I'm sure it's good news that a reliable antibody test will soon be available. But what are the consequences for an individual of being tested?

If the result is negative, it means the person is still liable to catch and suffer the virus. Nothing has changed for them.

If the result is positive, what then? We still don't know if they will be immune ​​and if so for how long. We still don't know if they can still be infectious to others.

No doubt on a larger, longer scale the testing will help answer some of these questions, but for the moment it is not going to assist either government or individuals in making crucial decisions.
Sallyann1234 is offline  
Old 9th May 2020, 09:28
  #6399 (permalink)  
 
Join Date: Apr 2020
Location: Scotland
Posts: 5
https://www.bbc.co.uk/news/world-africa-52587408

Coronavirus: WHO warns 190,000 could die in Africa in one year


This is the sort of headline that is stoking the fires of hysteria.
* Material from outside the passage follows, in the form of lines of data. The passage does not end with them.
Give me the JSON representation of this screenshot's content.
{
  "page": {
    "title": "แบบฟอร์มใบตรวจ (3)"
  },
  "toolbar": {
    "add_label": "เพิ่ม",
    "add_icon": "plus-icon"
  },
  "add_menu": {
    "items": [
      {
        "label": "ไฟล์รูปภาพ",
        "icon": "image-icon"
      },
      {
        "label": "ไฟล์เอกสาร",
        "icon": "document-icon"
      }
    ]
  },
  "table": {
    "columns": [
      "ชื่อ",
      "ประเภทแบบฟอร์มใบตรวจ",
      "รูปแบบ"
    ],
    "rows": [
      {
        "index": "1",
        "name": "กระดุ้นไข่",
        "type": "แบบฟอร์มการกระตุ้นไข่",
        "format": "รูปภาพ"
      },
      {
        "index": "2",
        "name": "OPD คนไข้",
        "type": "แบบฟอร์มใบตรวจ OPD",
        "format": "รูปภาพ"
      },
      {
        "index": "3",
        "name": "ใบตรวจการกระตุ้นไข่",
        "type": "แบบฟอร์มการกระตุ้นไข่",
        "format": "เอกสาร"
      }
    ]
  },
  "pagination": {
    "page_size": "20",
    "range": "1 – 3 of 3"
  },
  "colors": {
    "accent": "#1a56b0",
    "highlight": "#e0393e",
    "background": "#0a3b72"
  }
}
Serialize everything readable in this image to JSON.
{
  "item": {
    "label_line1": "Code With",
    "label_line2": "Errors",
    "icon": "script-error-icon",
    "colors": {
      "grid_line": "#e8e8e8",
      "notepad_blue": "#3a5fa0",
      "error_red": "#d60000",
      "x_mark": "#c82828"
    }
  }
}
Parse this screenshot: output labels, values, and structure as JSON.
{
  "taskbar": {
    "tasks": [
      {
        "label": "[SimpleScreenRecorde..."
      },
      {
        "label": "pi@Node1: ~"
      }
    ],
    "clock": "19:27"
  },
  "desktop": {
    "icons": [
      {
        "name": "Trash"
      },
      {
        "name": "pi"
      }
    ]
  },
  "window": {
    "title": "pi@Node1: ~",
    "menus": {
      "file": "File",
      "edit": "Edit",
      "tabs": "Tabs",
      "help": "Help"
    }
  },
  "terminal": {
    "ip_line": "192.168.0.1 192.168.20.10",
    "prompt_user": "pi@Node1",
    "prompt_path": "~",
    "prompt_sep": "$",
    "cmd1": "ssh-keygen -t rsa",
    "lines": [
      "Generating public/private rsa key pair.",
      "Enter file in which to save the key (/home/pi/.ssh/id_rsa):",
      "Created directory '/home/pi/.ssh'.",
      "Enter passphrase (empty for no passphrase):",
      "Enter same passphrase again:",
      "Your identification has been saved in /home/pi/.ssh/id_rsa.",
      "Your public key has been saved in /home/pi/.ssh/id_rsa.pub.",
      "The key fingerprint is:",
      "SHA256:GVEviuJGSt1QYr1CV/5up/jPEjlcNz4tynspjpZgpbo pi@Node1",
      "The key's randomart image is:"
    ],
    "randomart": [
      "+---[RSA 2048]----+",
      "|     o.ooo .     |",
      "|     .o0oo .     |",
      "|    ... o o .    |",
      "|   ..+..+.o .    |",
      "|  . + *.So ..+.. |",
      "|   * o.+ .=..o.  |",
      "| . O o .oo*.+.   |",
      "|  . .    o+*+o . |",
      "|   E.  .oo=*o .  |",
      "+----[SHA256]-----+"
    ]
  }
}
That would account for 0.01% of the population of the continent. By way of comparison, Malaria kills around 400,000 annually in Africa, HIV/AIDS kills around a million.
guy_incognito is offline  
Old 9th May 2020, 09:30
  #6400 (permalink)  
 
Join Date: Dec 2017
Location: australia
Posts: 90
When this kicks off in africa, they will be killing a lot more than that.
golder is offline  

Thread Tools
Search this Thread

Contact Us - Archive - Advertising - Cookie Policy - Privacy Statement - Terms of Service - Do Not Sell My Personal Information -

Copyright 2018 MH Sub I, LLC dba Internet Brands. All rights reserved. Use of this site indicates your consent to the Terms of Use.